_EXERCISE REQUIREMENTS_. Records follow. Copy every line with "mention".

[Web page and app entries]

+---+

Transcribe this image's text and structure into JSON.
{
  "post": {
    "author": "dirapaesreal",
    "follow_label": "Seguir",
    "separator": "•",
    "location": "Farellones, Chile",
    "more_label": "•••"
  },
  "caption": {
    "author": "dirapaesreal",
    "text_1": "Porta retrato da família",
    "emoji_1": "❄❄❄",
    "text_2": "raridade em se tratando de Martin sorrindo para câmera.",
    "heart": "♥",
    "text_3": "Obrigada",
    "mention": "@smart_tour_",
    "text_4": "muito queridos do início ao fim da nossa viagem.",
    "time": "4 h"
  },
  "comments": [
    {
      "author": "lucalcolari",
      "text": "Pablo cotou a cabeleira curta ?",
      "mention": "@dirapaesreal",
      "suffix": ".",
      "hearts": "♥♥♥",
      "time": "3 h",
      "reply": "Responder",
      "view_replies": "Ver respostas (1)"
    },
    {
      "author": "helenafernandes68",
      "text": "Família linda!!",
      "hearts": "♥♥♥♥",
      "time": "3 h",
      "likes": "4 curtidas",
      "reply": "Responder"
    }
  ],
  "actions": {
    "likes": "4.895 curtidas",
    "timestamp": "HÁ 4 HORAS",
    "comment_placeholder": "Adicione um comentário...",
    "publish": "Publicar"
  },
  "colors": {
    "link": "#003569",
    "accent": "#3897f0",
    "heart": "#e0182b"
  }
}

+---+

_WRITTEN SOLUTION_.
    "mention": "@smart_tour_",
      "mention": "@dirapaesreal",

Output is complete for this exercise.